----- RECORDS SUPPLIED

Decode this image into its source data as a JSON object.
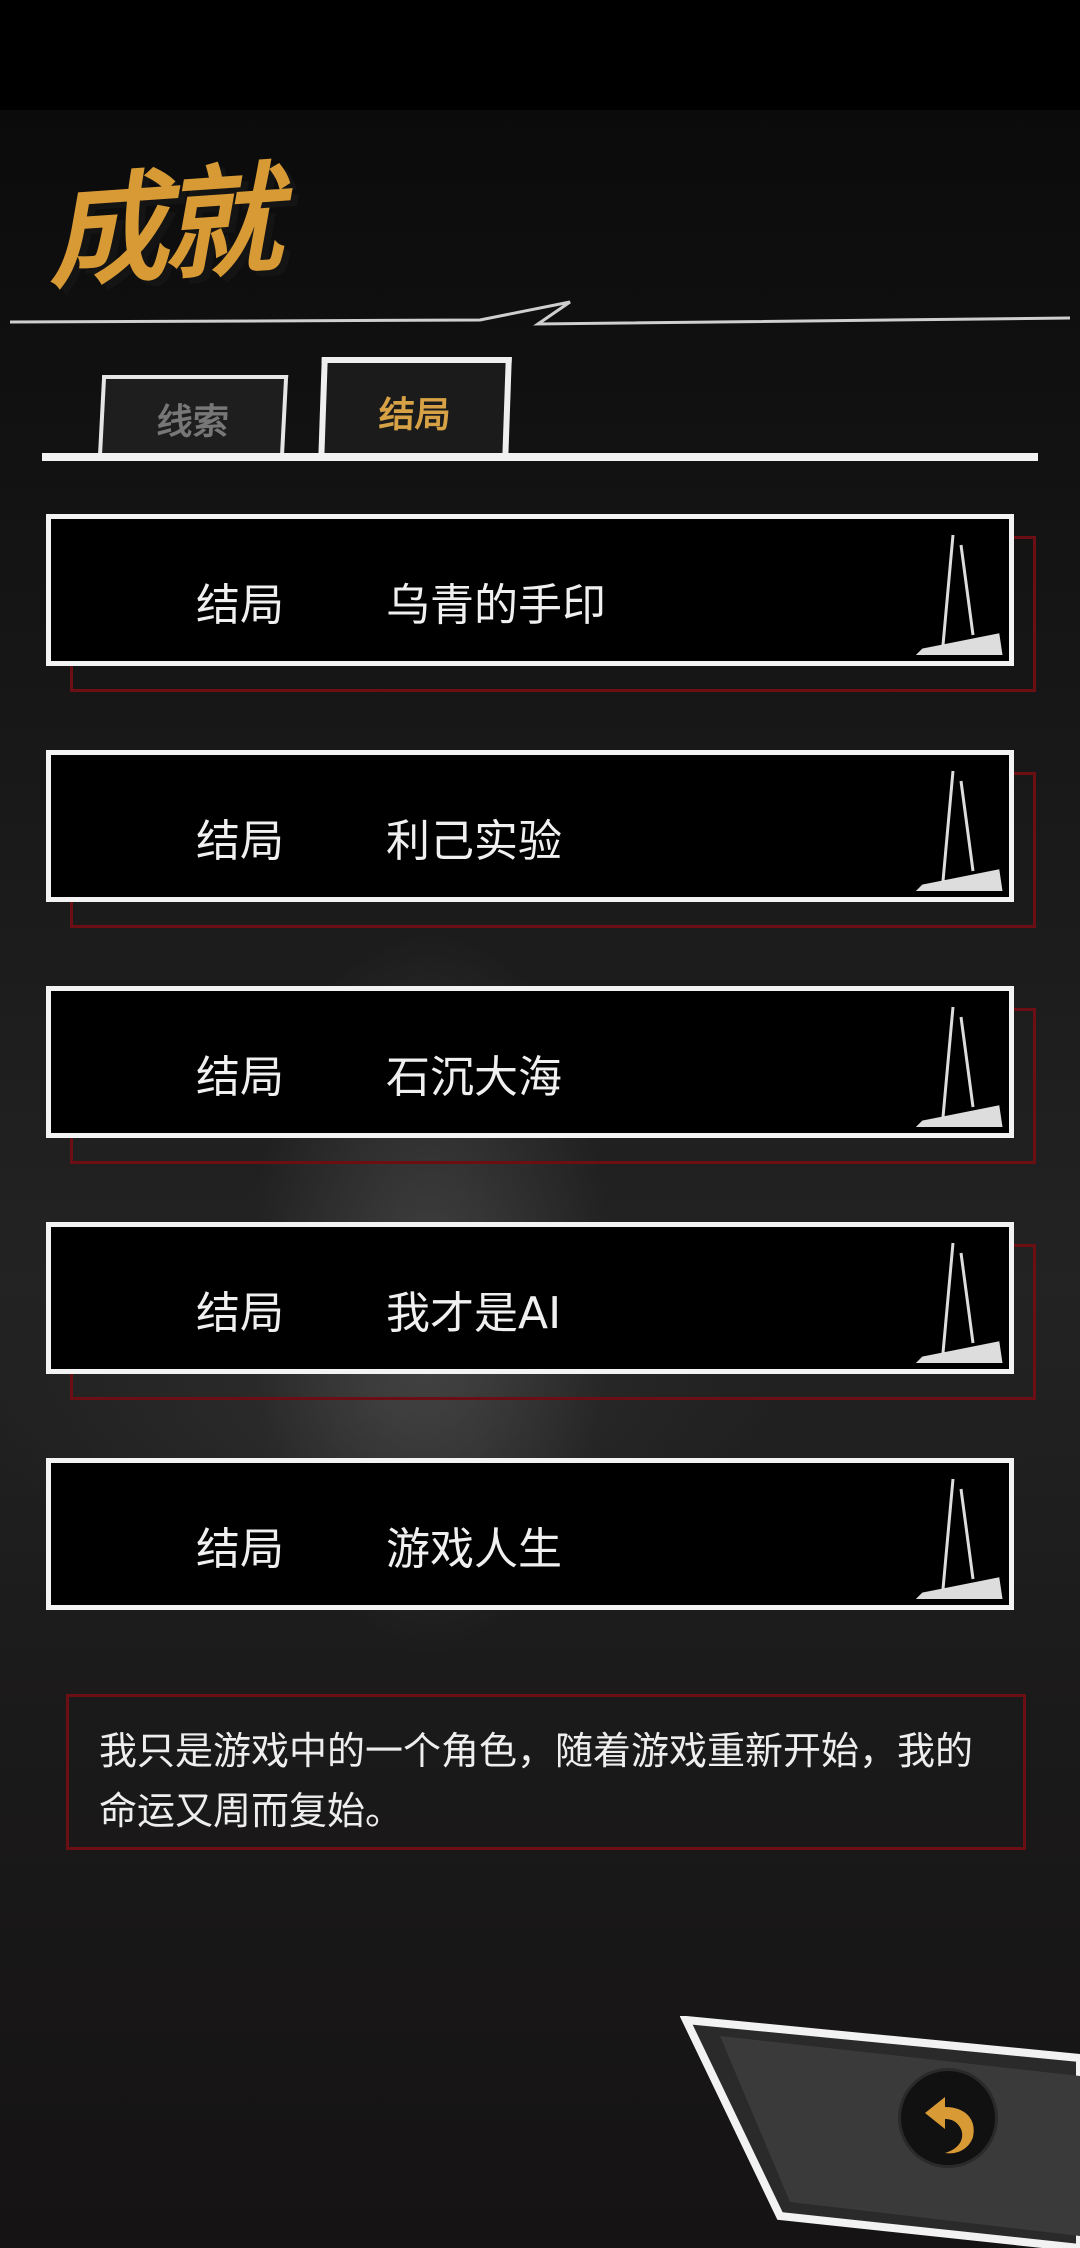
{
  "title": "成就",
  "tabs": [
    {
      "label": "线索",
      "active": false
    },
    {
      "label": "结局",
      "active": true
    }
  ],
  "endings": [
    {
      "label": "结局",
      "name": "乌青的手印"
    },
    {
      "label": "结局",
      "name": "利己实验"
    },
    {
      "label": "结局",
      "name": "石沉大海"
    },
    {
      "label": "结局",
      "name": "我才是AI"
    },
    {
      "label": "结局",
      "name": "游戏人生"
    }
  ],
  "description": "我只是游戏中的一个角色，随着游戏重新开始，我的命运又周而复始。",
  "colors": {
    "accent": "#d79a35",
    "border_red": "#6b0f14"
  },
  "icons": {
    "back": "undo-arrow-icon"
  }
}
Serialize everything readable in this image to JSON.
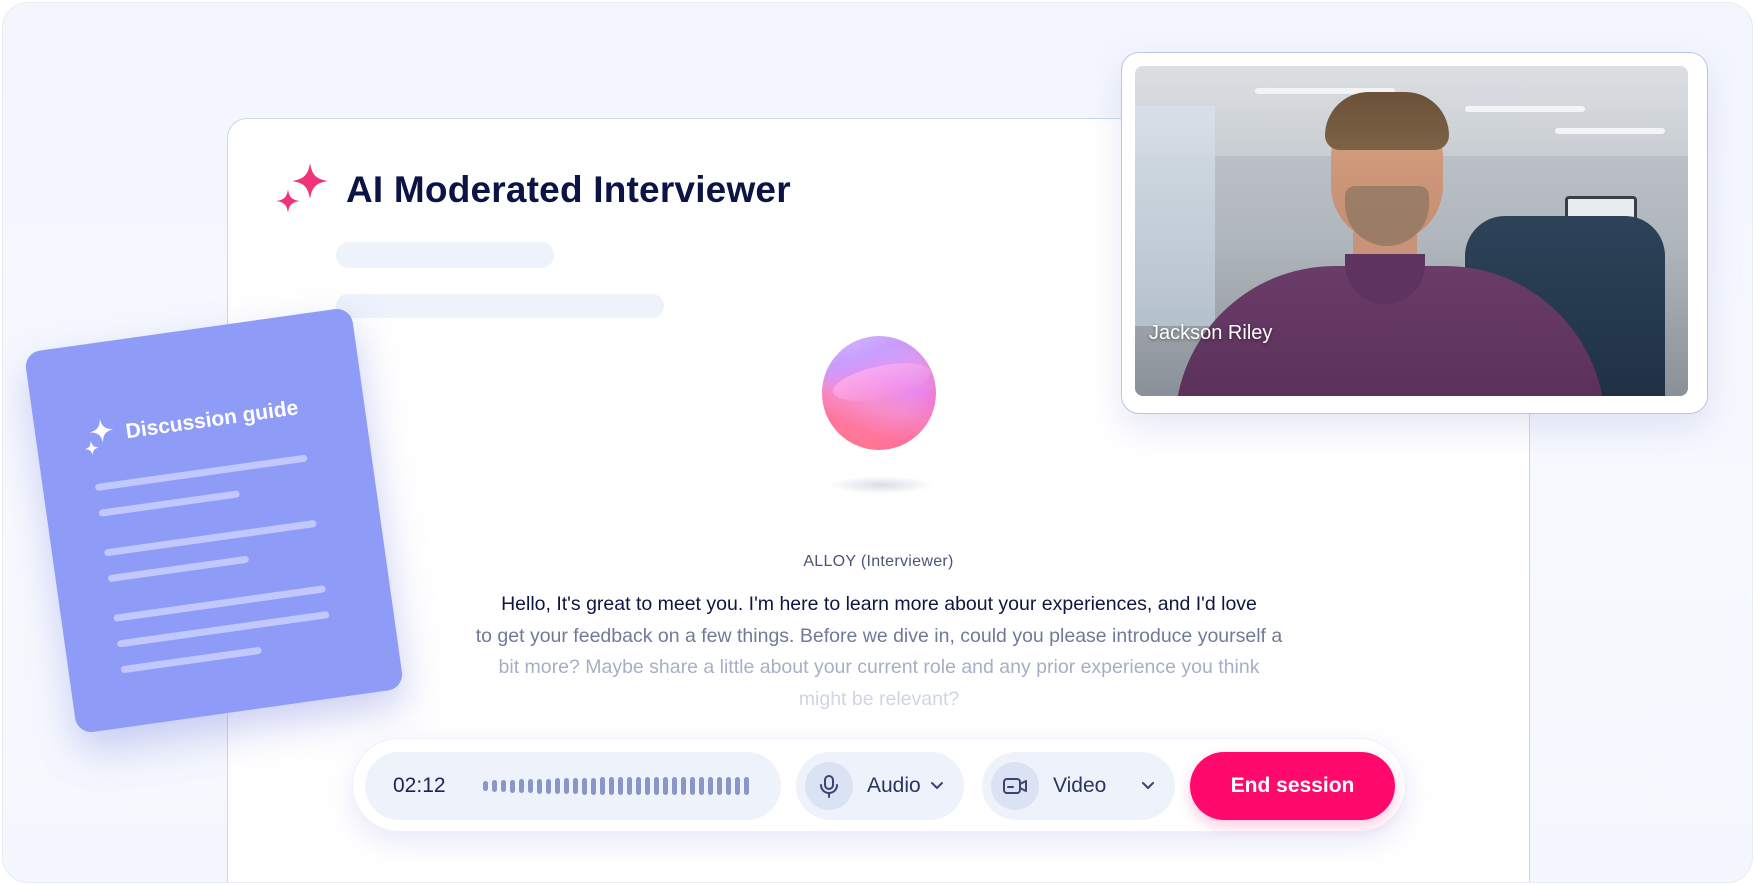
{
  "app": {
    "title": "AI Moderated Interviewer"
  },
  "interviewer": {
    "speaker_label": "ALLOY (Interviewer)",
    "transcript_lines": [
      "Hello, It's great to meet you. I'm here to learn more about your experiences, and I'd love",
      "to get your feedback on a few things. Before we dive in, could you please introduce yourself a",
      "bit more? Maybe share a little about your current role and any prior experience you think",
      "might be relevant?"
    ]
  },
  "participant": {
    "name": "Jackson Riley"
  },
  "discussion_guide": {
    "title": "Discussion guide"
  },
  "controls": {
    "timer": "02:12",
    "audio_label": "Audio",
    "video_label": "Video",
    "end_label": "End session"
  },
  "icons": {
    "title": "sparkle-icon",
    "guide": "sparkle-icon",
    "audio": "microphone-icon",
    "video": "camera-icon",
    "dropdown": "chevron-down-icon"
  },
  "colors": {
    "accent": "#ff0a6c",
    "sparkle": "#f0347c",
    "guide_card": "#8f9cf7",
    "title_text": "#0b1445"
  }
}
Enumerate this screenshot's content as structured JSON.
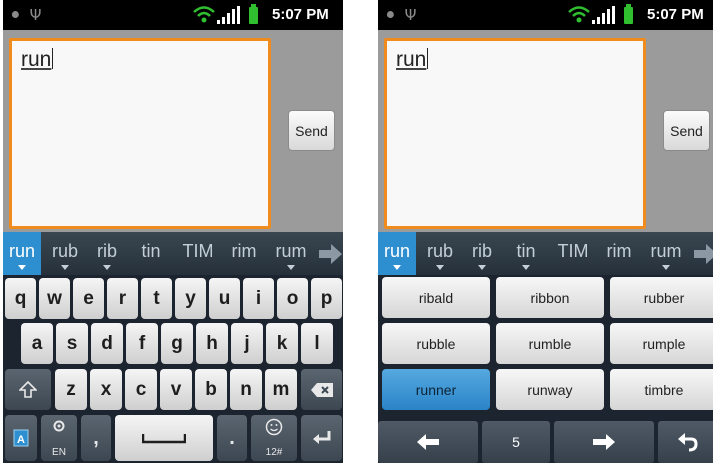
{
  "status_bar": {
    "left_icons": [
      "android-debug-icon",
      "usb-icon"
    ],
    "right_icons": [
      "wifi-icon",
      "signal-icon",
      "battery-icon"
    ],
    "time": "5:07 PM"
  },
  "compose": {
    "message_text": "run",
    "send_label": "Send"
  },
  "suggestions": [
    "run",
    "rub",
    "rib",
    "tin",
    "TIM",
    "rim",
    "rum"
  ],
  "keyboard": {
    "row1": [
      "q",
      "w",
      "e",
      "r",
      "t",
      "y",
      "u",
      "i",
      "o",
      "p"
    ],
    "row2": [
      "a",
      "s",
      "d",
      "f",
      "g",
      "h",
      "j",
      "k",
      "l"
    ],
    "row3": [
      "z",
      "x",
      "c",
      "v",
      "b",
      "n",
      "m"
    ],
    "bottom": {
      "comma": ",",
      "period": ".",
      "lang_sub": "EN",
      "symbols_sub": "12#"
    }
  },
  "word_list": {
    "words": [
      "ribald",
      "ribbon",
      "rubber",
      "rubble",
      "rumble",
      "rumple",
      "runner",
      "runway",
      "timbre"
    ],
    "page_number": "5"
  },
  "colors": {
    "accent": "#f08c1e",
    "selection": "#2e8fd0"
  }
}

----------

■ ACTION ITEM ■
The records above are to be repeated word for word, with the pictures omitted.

■ EXPECTED ANSWER ■
Decode this image into its source data as a JSON object.
{
  "title": "成就",
  "tabs": [
    {
      "label": "线索",
      "active": false
    },
    {
      "label": "结局",
      "active": true
    }
  ],
  "endings": [
    {
      "label": "结局",
      "name": "乌青的手印"
    },
    {
      "label": "结局",
      "name": "利己实验"
    },
    {
      "label": "结局",
      "name": "石沉大海"
    },
    {
      "label": "结局",
      "name": "我才是AI"
    },
    {
      "label": "结局",
      "name": "游戏人生"
    }
  ],
  "description": "我只是游戏中的一个角色，随着游戏重新开始，我的命运又周而复始。",
  "colors": {
    "accent": "#d79a35",
    "border_red": "#6b0f14"
  },
  "icons": {
    "back": "undo-arrow-icon"
  }
}
Serialize everything readable in this image to JSON.
{
  "app": {
    "title": "AI Moderated Interviewer"
  },
  "interviewer": {
    "speaker_label": "ALLOY (Interviewer)",
    "transcript_lines": [
      "Hello, It's great to meet you. I'm here to learn more about your experiences, and I'd love",
      "to get your feedback on a few things. Before we dive in, could you please introduce yourself a",
      "bit more? Maybe share a little about your current role and any prior experience you think",
      "might be relevant?"
    ]
  },
  "participant": {
    "name": "Jackson Riley"
  },
  "discussion_guide": {
    "title": "Discussion guide"
  },
  "controls": {
    "timer": "02:12",
    "audio_label": "Audio",
    "video_label": "Video",
    "end_label": "End session"
  },
  "icons": {
    "title": "sparkle-icon",
    "guide": "sparkle-icon",
    "audio": "microphone-icon",
    "video": "camera-icon",
    "dropdown": "chevron-down-icon"
  },
  "colors": {
    "accent": "#ff0a6c",
    "sparkle": "#f0347c",
    "guide_card": "#8f9cf7",
    "title_text": "#0b1445"
  }
}
Enumerate this screenshot's content as structured JSON.
{
  "status_bar": {
    "left_icons": [
      "android-debug-icon",
      "usb-icon"
    ],
    "right_icons": [
      "wifi-icon",
      "signal-icon",
      "battery-icon"
    ],
    "time": "5:07 PM"
  },
  "compose": {
    "message_text": "run",
    "send_label": "Send"
  },
  "suggestions": [
    "run",
    "rub",
    "rib",
    "tin",
    "TIM",
    "rim",
    "rum"
  ],
  "keyboard": {
    "row1": [
      "q",
      "w",
      "e",
      "r",
      "t",
      "y",
      "u",
      "i",
      "o",
      "p"
    ],
    "row2": [
      "a",
      "s",
      "d",
      "f",
      "g",
      "h",
      "j",
      "k",
      "l"
    ],
    "row3": [
      "z",
      "x",
      "c",
      "v",
      "b",
      "n",
      "m"
    ],
    "bottom": {
      "comma": ",",
      "period": ".",
      "lang_sub": "EN",
      "symbols_sub": "12#"
    }
  },
  "word_list": {
    "words": [
      "ribald",
      "ribbon",
      "rubber",
      "rubble",
      "rumble",
      "rumple",
      "runner",
      "runway",
      "timbre"
    ],
    "page_number": "5"
  },
  "colors": {
    "accent": "#f08c1e",
    "selection": "#2e8fd0"
  }
}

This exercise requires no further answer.